Excess | Liquidity also presents a single work entitled “Fair.” Los Angeles artist Farrah Karapetian responds to the context of Art Los Angeles Contemporary with a text-based piece that presents the word “fair” as a tin casing lit by embedded fluorescents, but without the customary translucent facade of active signage. The piece evokes at once the urban streetscape and late 20th century conceptual art practices.
The title of the disjointed exhibit evokes the contemporary economic context, which affects both art practices and architectural production. Can liquid architecture be understood as a metaphor for the liquidity of global capital? Can conceptual art practices offer a lens to interrogate the formal movements of architectural production? What is fair between art and architecture, between art dealers and art collectors, between excess and its aftermath? These are some of the questions evoked.
Excess | Liquidity opens January 30th with reception 4pm – 7pm.

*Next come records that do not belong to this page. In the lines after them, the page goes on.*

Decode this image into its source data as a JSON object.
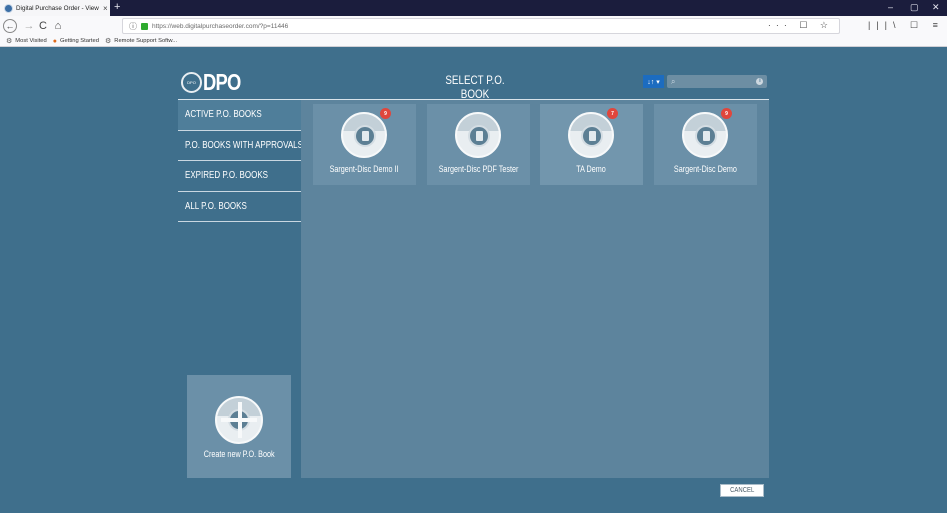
{
  "browser": {
    "tab_title": "Digital Purchase Order - View",
    "tab_close": "×",
    "new_tab": "+",
    "url": "https://web.digitalpurchaseorder.com/?p=11446",
    "url_tools": "··· ☐ ☆",
    "right_tools": "|||\\ ☐ ≡",
    "window_controls": {
      "minimize": "–",
      "maximize": "▢",
      "close": "✕"
    },
    "nav": {
      "back": "←",
      "forward": "→",
      "reload": "C",
      "home": "⌂"
    },
    "bookmarks": [
      {
        "label": "Most Visited",
        "icon": "⚙"
      },
      {
        "label": "Getting Started",
        "icon": "●"
      },
      {
        "label": "Remote Support Softw...",
        "icon": "⚙"
      }
    ]
  },
  "app": {
    "logo_text": "DPO",
    "logo_seal_text": "DPO",
    "title": "SELECT P.O. BOOK",
    "sort_label": "↓↑ ▾",
    "search": {
      "placeholder": "",
      "icon": "⌕",
      "info": "i"
    },
    "sidebar": [
      {
        "label": "ACTIVE P.O. BOOKS",
        "active": true
      },
      {
        "label": "P.O. BOOKS WITH APPROVALS",
        "active": false
      },
      {
        "label": "EXPIRED P.O. BOOKS",
        "active": false
      },
      {
        "label": "ALL P.O. BOOKS",
        "active": false
      }
    ],
    "books": [
      {
        "name": "Sargent-Disc Demo II",
        "badge": "9"
      },
      {
        "name": "Sargent-Disc PDF Tester",
        "badge": ""
      },
      {
        "name": "TA Demo",
        "badge": "7"
      },
      {
        "name": "Sargent-Disc Demo",
        "badge": "9"
      }
    ],
    "create_label": "Create new P.O. Book",
    "cancel_label": "CANCEL"
  }
}
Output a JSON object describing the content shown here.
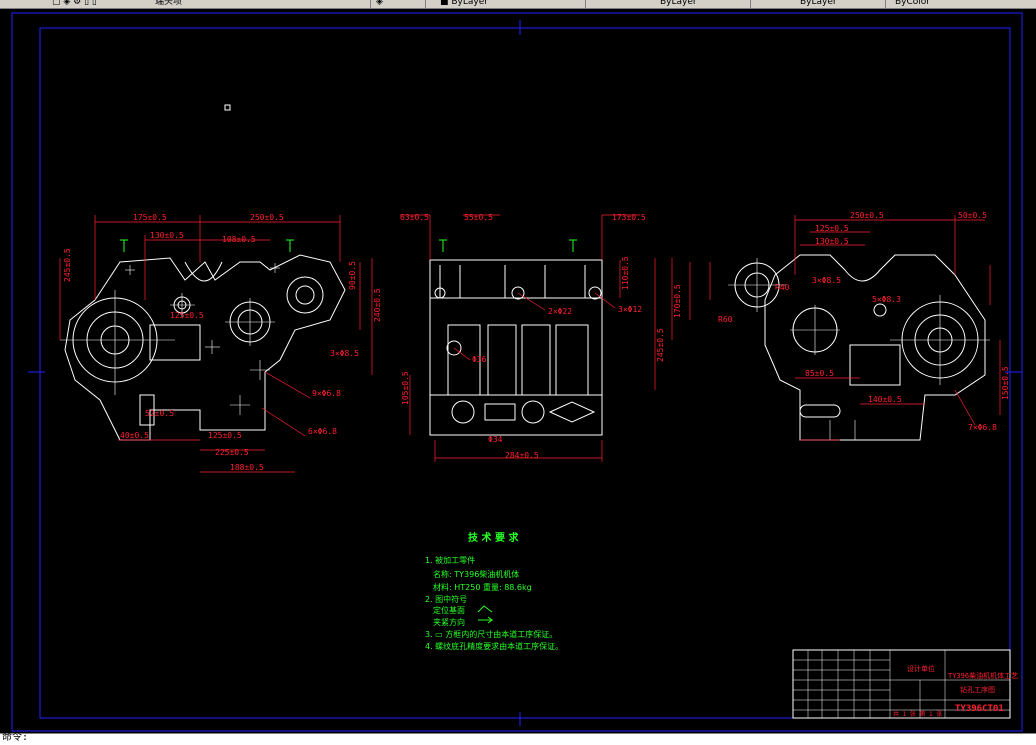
{
  "toolbar": {
    "items": [
      "▢ ◈ ⚙ ▯ ▯",
      "端头项",
      "◈",
      "■ ByLayer",
      "ByLayer",
      "ByLayer",
      "ByColor"
    ]
  },
  "command_line": {
    "prompt": "命令:"
  },
  "drawing": {
    "colors": {
      "outline": "#ffffff",
      "dimension": "#ff2030",
      "center": "#ffffff",
      "tech": "#28ff28",
      "frame": "#2020ff"
    },
    "view1_dims": [
      "175±0.5",
      "250±0.5",
      "130±0.5",
      "108±0.5",
      "125±0.5",
      "245±0.5",
      "240±0.5",
      "90±0.5",
      "52±0.5",
      "40±0.5",
      "125±0.5",
      "225±0.5",
      "188±0.5",
      "9×Φ6.8",
      "6×Φ6.8",
      "3×Φ8.5"
    ],
    "view2_dims": [
      "63±0.5",
      "55±0.5",
      "173±0.5",
      "110±0.5",
      "2×Φ22",
      "3×Φ12",
      "Φ34",
      "Φ36",
      "105±0.5",
      "284±0.5"
    ],
    "view3_dims": [
      "250±0.5",
      "125±0.5",
      "130±0.5",
      "50±0.5",
      "245±0.5",
      "3×Φ8.5",
      "R40",
      "R60",
      "170±0.5",
      "85±0.5",
      "140±0.5",
      "7×Φ6.8",
      "5×Φ8.3",
      "150±0.5"
    ],
    "tech": {
      "title": "技 术 要 求",
      "lines": [
        "1. 被加工零件",
        "名称: TY396柴油机机体",
        "材料: HT250 重量: 88.6kg",
        "2. 图中符号",
        "定位基面",
        "夹紧方向",
        "3. ▭ 方框内的尺寸由本道工序保证。",
        "4. 螺纹底孔精度要求由本道工序保证。"
      ]
    },
    "title_block": {
      "company": "设计单位",
      "name_line1": "TY396柴油机机体工艺",
      "name_line2": "钻孔工序图",
      "drawing_no": "TY396CT01",
      "sheet": "共 1 张 第 1 张"
    }
  }
}
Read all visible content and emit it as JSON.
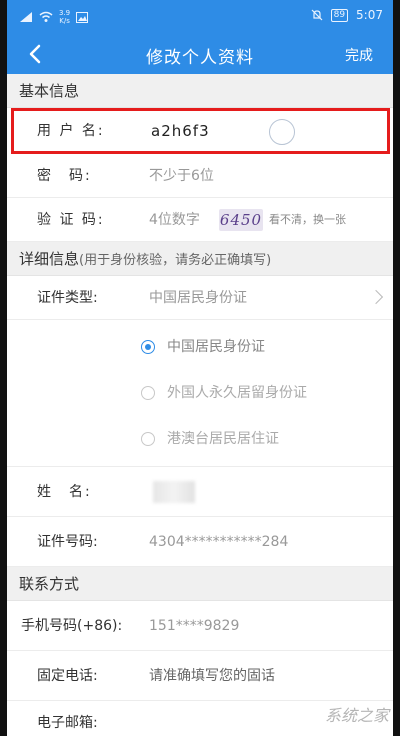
{
  "status": {
    "speed_value": "3.9",
    "speed_unit": "K/s",
    "battery": "89",
    "time": "5:07"
  },
  "nav": {
    "title": "修改个人资料",
    "done_label": "完成"
  },
  "basic": {
    "header": "基本信息",
    "username_label": "用 户 名:",
    "username_value": "a2h6f3",
    "password_label": "密　码:",
    "password_placeholder": "不少于6位",
    "captcha_label": "验 证 码:",
    "captcha_placeholder": "4位数字",
    "captcha_image_text": "6450",
    "captcha_refresh": "看不清，换一张"
  },
  "detail": {
    "header": "详细信息",
    "header_note": "(用于身份核验，请务必正确填写)",
    "id_type_label": "证件类型:",
    "id_type_value": "中国居民身份证",
    "id_type_options": [
      {
        "label": "中国居民身份证",
        "checked": true
      },
      {
        "label": "外国人永久居留身份证",
        "checked": false
      },
      {
        "label": "港澳台居民居住证",
        "checked": false
      }
    ],
    "name_label": "姓　名:",
    "id_number_label": "证件号码:",
    "id_number_value": "4304***********284"
  },
  "contact": {
    "header": "联系方式",
    "mobile_label": "手机号码(+86):",
    "mobile_value": "151****9829",
    "landline_label": "固定电话:",
    "landline_placeholder": "请准确填写您的固话",
    "email_label": "电子邮箱:"
  },
  "watermark": {
    "text": "系统之家"
  },
  "colors": {
    "accent": "#2e8ce6",
    "highlight_border": "#e51c1c"
  }
}
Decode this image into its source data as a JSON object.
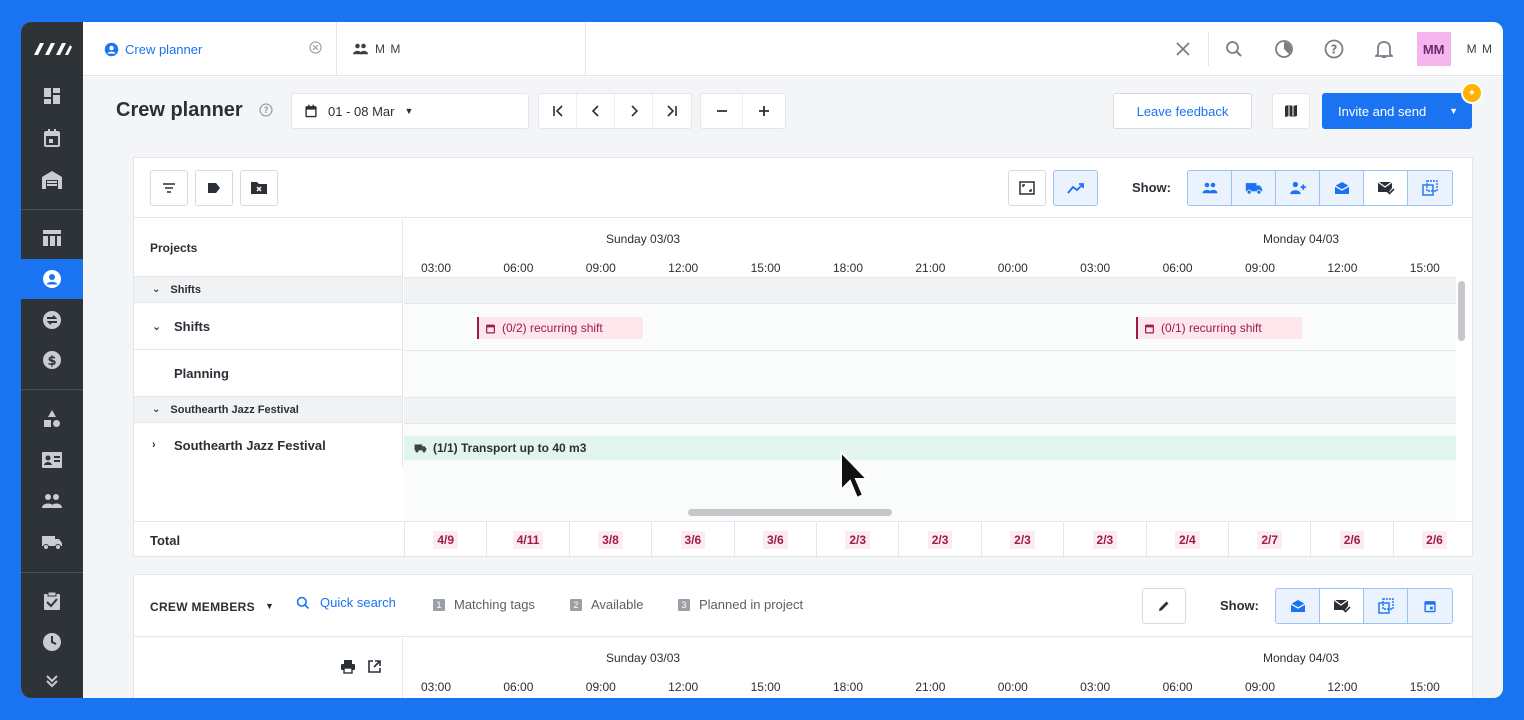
{
  "tabs": [
    {
      "label": "Crew planner"
    },
    {
      "label": "M M"
    }
  ],
  "user": {
    "avatar": "MM",
    "initials": "M M"
  },
  "title": {
    "page": "Crew planner",
    "date_range": "01 - 08 Mar",
    "feedback": "Leave feedback",
    "invite": "Invite and send"
  },
  "toolbar": {
    "show_label": "Show:"
  },
  "timeline": {
    "days": [
      "Sunday 03/03",
      "Monday 04/03"
    ],
    "hours": [
      "03:00",
      "06:00",
      "09:00",
      "12:00",
      "15:00",
      "18:00",
      "21:00",
      "00:00",
      "03:00",
      "06:00",
      "09:00",
      "12:00",
      "15:00"
    ]
  },
  "projects": {
    "header": "Projects",
    "groups": [
      {
        "label": "Shifts",
        "rows": [
          {
            "label": "Shifts"
          },
          {
            "label": "Planning"
          }
        ]
      },
      {
        "label": "Southearth Jazz Festival",
        "rows": [
          {
            "label": "Southearth Jazz Festival"
          }
        ]
      }
    ],
    "bars": {
      "shift1": "(0/2) recurring shift",
      "shift2": "(0/1) recurring shift",
      "transport": "(1/1) Transport up to 40 m3"
    },
    "total_label": "Total",
    "totals": [
      "4/9",
      "4/11",
      "3/8",
      "3/6",
      "3/6",
      "2/3",
      "2/3",
      "2/3",
      "2/3",
      "2/4",
      "2/7",
      "2/6",
      "2/6"
    ]
  },
  "crew": {
    "title": "CREW MEMBERS",
    "quick_search": "Quick search",
    "filters": [
      {
        "num": "1",
        "label": "Matching tags"
      },
      {
        "num": "2",
        "label": "Available"
      },
      {
        "num": "3",
        "label": "Planned in project"
      }
    ],
    "show_label": "Show:"
  },
  "colors": {
    "accent": "#1a73f0",
    "sidebar": "#2e3338",
    "shift": "#9e1b47",
    "transport": "#e2f5ec"
  }
}
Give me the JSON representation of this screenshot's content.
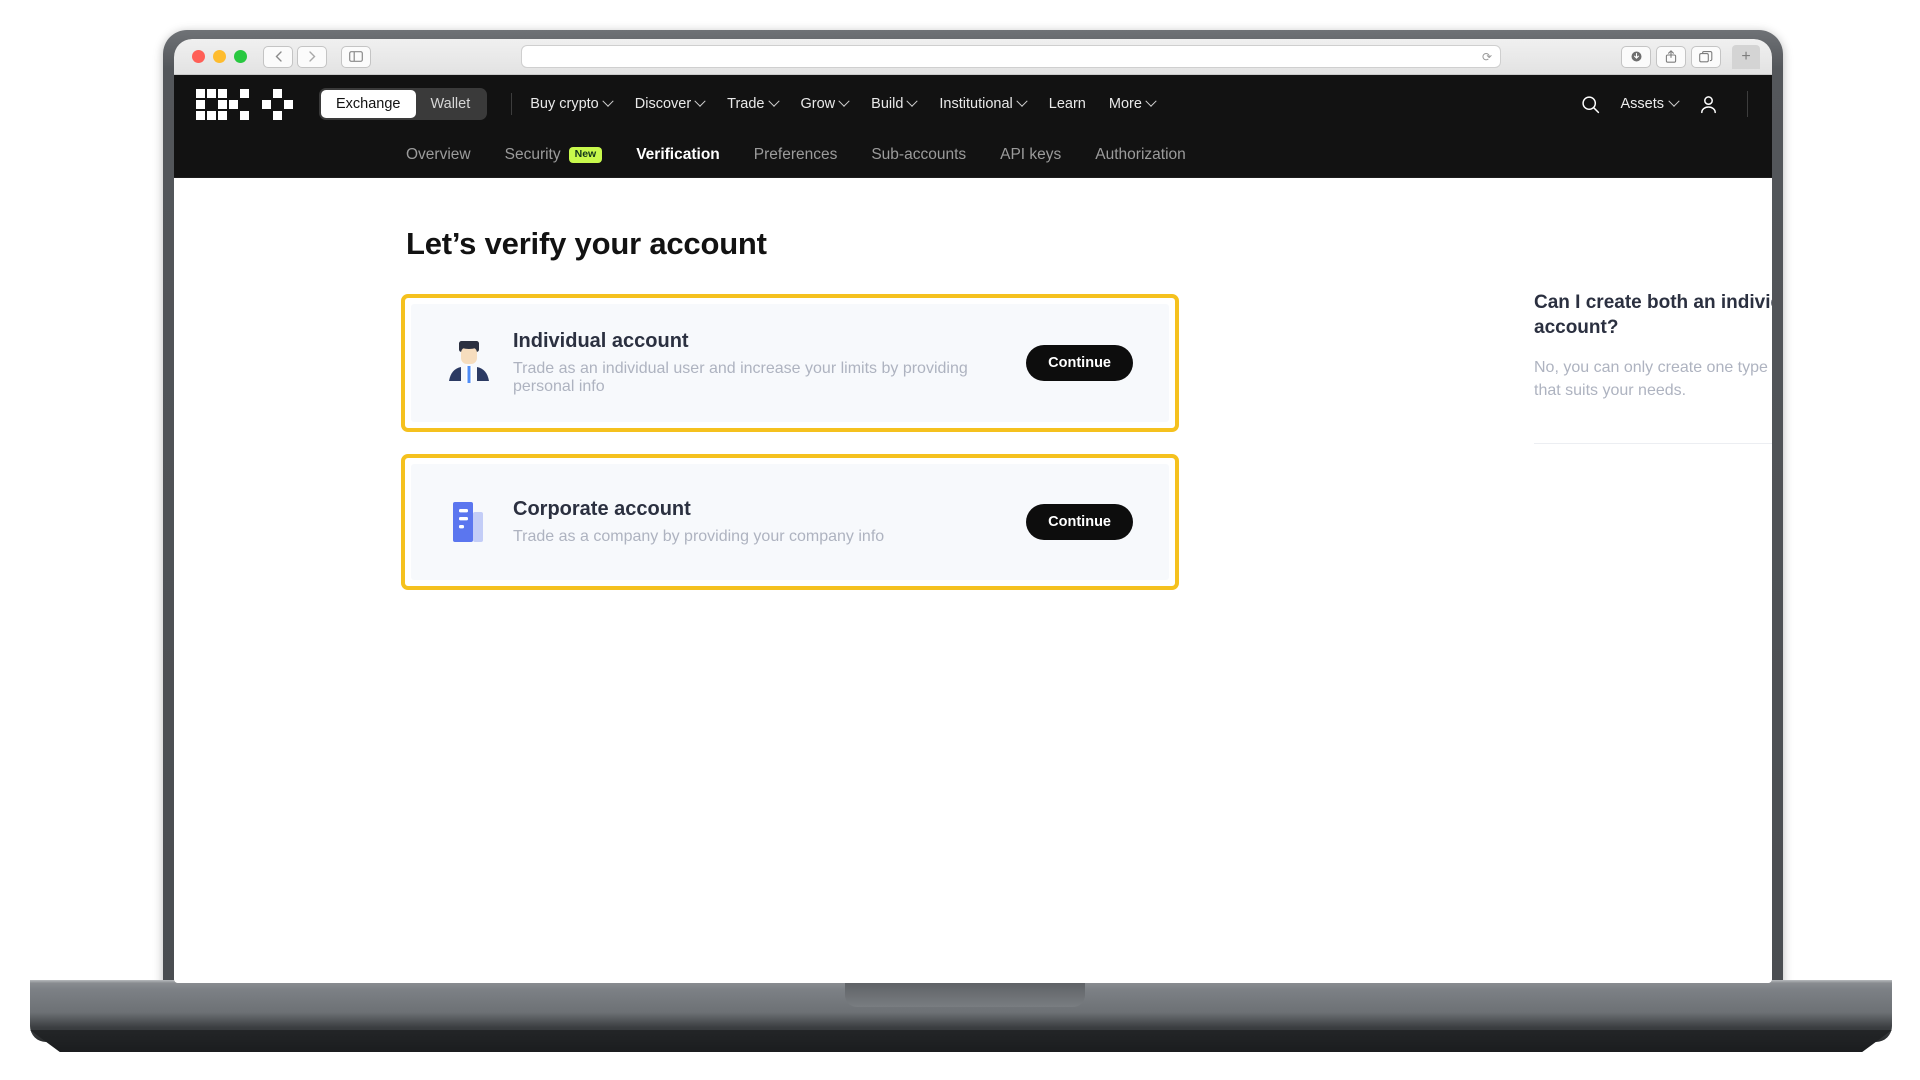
{
  "browser": {
    "back_icon": "chevron-left-icon",
    "forward_icon": "chevron-right-icon",
    "sidebar_icon": "sidebar-toggle-icon",
    "url_value": "",
    "url_placeholder": "",
    "reload_icon": "reload-icon",
    "downloads_icon": "downloads-icon",
    "share_icon": "share-icon",
    "tabs_icon": "tab-overview-icon",
    "new_tab_label": "+"
  },
  "topnav": {
    "logo_alt": "OKX",
    "segments": [
      {
        "label": "Exchange",
        "active": true
      },
      {
        "label": "Wallet",
        "active": false
      }
    ],
    "links": [
      {
        "label": "Buy crypto",
        "caret": true
      },
      {
        "label": "Discover",
        "caret": true
      },
      {
        "label": "Trade",
        "caret": true
      },
      {
        "label": "Grow",
        "caret": true
      },
      {
        "label": "Build",
        "caret": true
      },
      {
        "label": "Institutional",
        "caret": true
      },
      {
        "label": "Learn",
        "caret": false
      },
      {
        "label": "More",
        "caret": true
      }
    ],
    "search_icon": "search-icon",
    "assets_label": "Assets",
    "profile_icon": "user-avatar-icon"
  },
  "subnav": {
    "tabs": [
      {
        "label": "Overview",
        "active": false,
        "badge": ""
      },
      {
        "label": "Security",
        "active": false,
        "badge": "New"
      },
      {
        "label": "Verification",
        "active": true,
        "badge": ""
      },
      {
        "label": "Preferences",
        "active": false,
        "badge": ""
      },
      {
        "label": "Sub-accounts",
        "active": false,
        "badge": ""
      },
      {
        "label": "API keys",
        "active": false,
        "badge": ""
      },
      {
        "label": "Authorization",
        "active": false,
        "badge": ""
      }
    ]
  },
  "main": {
    "page_title": "Let’s verify your account",
    "cards": [
      {
        "icon": "individual-person-icon",
        "title": "Individual account",
        "description": "Trade as an individual user and increase your limits by providing personal info",
        "button_label": "Continue"
      },
      {
        "icon": "corporate-building-icon",
        "title": "Corporate account",
        "description": "Trade as a company by providing your company info",
        "button_label": "Continue"
      }
    ]
  },
  "faq": {
    "question": "Can I create both an individual and a corporate account?",
    "answer": "No, you can only create one type of account. Choose the option that suits your needs."
  },
  "colors": {
    "accent_yellow": "#F5C11E",
    "badge_green": "#C8F94C",
    "nav_background": "#121212",
    "card_background": "#F7F9FC",
    "button_black": "#0D0D0D"
  }
}
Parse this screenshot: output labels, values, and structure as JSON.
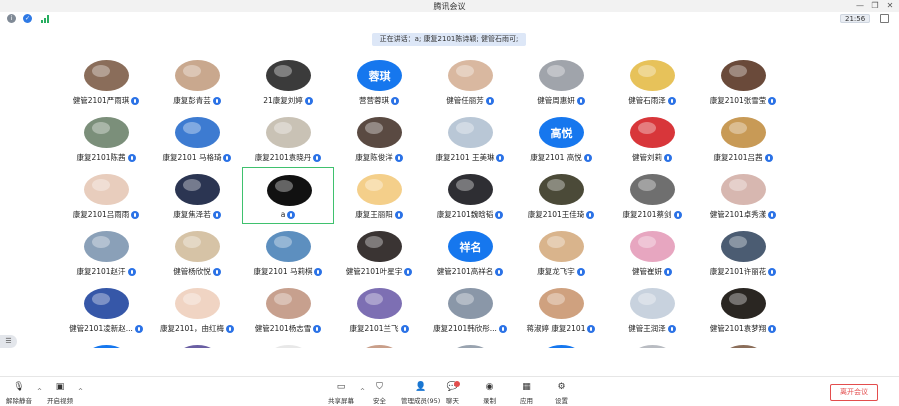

Excess | Liquidity is partly enabled by a generous donation from Walter McEwen, Jr.
XA_ExcessLiquidity_SUPERFRONTLAX|A, “Liquid Sphere”, 2010
X|A is an experimental architecture practice founded in New York in 2007 by Erick Cárcamo and Nefeli Chatzimina. Their expertise is focused on innovative techniques derived from animation software, scripting and continuous academic research. The principals teach architecture at Columbia University GSAPP, PRATT Institute and the University of Applied Arts in Vienna, die Angewandte.
Farrah Karapetian recently completed a residency with the Wende Museum and Archive of the Cold War in Los Angeles, where her work dealt with marks of unrest registered on the Western panels of the Berlin Wall. The artist’s work has frequently concerned moments of crisis as they register in architectural space, from foreclosed real estate to the shadows burnt into walls at Hiroshima. Her process tendentially results in images and forms that are, in the words of LA Times critic Leah Ollman, “more like a metaphor than a record.” Karapetian has exhibited her work in Los Angeles with Sandroni.Rey, at the Aspen Art Museum, and at the Centre d’Art Contemporain, Parc Saint-Léger, France, among other locations.
Farrah Karapetian, “Fair”, 2010